■ **Goal of the exercise**: The word "name" appears in some lines of the entries. Say how many, and give nothing but the number.

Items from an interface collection
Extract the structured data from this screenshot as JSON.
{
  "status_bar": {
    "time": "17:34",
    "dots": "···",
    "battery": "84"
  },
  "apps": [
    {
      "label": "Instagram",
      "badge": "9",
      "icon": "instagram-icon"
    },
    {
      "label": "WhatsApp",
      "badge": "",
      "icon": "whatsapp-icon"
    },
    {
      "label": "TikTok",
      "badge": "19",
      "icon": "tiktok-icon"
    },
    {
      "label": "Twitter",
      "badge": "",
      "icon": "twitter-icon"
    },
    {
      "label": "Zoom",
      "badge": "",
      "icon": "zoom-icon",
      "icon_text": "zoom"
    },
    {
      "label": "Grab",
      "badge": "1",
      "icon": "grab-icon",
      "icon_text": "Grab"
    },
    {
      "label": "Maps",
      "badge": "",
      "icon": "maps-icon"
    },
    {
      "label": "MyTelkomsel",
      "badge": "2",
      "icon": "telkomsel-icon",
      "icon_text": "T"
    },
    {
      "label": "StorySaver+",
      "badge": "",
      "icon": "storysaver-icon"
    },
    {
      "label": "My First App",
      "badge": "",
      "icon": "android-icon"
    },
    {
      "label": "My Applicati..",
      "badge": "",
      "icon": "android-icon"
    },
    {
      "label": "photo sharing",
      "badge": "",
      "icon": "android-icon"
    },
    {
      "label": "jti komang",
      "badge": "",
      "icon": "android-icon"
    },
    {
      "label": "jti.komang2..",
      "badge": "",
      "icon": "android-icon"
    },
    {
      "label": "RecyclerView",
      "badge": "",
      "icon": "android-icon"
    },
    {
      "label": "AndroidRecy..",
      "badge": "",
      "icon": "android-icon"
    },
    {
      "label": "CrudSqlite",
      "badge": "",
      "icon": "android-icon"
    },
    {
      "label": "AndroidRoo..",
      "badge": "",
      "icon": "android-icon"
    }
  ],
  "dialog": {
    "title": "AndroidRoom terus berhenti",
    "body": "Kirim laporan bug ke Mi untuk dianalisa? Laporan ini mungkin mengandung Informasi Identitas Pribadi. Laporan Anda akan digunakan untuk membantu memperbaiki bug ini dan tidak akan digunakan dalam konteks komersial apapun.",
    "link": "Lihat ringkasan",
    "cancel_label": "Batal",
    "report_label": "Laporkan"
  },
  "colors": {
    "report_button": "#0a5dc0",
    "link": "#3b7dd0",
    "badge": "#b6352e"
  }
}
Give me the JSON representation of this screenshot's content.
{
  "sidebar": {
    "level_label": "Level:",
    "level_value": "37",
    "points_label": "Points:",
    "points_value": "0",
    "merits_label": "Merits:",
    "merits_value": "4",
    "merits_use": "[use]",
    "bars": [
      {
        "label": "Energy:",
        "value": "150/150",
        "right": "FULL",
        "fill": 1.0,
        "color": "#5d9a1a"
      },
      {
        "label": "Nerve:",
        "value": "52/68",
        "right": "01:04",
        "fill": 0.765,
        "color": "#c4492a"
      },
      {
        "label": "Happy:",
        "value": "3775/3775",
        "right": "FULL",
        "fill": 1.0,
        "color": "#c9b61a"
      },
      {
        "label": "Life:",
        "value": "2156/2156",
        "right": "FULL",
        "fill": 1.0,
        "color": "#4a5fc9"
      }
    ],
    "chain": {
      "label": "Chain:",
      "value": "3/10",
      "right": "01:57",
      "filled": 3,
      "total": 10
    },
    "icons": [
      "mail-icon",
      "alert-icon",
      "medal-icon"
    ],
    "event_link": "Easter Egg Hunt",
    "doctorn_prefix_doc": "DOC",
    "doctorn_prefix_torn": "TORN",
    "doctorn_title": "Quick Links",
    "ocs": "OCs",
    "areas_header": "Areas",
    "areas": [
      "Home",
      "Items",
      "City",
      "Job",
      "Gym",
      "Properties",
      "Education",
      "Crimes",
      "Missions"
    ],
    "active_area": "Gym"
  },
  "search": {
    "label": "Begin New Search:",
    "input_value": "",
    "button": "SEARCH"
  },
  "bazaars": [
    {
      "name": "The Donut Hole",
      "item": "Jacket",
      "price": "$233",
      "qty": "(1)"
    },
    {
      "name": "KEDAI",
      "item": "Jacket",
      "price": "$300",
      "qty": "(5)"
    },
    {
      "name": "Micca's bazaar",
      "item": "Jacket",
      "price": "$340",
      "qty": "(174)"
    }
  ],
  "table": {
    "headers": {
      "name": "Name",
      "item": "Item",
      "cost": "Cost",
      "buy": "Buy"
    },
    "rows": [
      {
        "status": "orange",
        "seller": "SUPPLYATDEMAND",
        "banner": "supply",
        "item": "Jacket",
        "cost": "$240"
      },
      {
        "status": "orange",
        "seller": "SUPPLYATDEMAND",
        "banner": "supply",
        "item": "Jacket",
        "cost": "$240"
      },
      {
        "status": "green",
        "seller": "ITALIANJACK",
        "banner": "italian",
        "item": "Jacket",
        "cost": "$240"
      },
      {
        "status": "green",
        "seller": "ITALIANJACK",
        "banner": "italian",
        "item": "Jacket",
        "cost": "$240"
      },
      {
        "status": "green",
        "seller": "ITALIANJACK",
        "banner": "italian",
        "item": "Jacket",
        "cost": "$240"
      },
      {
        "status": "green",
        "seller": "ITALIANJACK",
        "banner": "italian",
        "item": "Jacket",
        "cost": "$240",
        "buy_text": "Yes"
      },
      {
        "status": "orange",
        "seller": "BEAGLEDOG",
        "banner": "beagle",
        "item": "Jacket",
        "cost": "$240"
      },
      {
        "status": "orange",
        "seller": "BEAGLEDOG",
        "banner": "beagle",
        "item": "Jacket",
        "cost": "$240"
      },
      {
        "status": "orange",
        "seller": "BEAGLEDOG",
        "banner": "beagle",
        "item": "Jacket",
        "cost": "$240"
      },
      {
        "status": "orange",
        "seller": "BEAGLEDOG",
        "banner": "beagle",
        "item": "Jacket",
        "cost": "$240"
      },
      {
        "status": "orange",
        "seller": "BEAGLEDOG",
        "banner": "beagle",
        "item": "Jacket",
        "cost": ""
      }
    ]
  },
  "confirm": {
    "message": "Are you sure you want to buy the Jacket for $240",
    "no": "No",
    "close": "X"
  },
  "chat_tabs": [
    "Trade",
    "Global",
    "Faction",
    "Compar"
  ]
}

■ **Reply**: 4